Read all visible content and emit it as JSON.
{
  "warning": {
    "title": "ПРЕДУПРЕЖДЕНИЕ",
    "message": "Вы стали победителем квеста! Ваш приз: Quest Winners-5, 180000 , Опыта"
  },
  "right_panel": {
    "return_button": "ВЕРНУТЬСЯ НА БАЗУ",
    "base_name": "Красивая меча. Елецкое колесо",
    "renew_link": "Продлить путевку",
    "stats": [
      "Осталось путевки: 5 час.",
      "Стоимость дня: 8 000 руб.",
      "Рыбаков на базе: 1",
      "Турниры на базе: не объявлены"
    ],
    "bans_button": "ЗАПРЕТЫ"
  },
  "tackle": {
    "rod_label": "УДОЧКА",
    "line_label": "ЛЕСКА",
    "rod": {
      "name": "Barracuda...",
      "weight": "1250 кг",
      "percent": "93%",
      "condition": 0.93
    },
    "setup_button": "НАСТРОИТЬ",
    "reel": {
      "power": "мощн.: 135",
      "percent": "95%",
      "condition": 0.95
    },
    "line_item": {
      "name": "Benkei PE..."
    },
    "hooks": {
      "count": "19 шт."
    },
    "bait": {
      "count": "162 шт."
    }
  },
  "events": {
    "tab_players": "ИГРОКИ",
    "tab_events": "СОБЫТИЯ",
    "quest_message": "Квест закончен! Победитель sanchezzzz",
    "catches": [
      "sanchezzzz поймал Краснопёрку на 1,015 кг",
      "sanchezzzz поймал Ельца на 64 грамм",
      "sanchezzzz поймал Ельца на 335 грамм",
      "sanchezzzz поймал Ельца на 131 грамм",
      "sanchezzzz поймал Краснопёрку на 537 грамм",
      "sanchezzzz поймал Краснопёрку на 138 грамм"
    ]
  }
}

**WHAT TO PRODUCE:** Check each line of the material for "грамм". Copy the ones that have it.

**OUTPUT FOR THIS TASK:**
      "sanchezzzz поймал Ельца на 64 грамм",
      "sanchezzzz поймал Ельца на 335 грамм",
      "sanchezzzz поймал Ельца на 131 грамм",
      "sanchezzzz поймал Краснопёрку на 537 грамм",
      "sanchezzzz поймал Краснопёрку на 138 грамм"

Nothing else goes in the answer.